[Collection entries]
★ ★ ★ ★
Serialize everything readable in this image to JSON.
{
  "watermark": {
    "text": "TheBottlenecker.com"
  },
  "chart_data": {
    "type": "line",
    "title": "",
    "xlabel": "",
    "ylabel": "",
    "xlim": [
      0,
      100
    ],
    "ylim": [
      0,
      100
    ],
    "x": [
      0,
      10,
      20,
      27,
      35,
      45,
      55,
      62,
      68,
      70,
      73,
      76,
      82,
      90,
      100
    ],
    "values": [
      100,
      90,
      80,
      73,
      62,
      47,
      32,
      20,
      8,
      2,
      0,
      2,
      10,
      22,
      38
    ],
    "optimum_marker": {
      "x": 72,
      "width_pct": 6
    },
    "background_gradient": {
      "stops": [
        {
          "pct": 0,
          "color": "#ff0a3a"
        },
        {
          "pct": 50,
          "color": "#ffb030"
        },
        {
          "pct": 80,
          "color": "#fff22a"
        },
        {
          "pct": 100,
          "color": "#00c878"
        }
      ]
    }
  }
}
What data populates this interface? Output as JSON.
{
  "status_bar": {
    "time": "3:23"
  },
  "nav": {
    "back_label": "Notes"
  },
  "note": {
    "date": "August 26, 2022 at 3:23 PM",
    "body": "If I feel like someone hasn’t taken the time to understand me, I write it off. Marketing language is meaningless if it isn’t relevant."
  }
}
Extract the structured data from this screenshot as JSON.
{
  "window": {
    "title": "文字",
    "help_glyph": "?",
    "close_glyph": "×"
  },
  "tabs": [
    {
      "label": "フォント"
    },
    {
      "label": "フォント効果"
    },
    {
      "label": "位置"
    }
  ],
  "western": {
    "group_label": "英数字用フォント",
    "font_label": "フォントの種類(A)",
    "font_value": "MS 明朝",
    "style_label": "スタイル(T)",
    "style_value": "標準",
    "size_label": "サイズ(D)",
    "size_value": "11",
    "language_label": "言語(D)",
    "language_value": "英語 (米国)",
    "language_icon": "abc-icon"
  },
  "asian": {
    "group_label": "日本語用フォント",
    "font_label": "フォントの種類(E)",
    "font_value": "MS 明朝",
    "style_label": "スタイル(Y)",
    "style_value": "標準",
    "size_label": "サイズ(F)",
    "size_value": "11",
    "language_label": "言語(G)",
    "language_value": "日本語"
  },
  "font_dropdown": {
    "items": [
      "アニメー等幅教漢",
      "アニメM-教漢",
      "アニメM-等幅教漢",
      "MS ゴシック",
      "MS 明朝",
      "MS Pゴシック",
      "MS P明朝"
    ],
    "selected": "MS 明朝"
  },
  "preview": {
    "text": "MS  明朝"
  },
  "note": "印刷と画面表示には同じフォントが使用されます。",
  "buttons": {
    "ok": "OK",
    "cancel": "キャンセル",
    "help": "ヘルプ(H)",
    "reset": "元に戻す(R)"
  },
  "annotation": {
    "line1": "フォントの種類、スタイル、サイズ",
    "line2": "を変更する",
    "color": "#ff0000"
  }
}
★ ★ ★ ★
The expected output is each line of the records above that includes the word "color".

§ **WRITTEN SOLUTION**
          "color": "#ff0a3a"
          "color": "#ffb030"
          "color": "#fff22a"
          "color": "#00c878"
    "color": "#ff0000"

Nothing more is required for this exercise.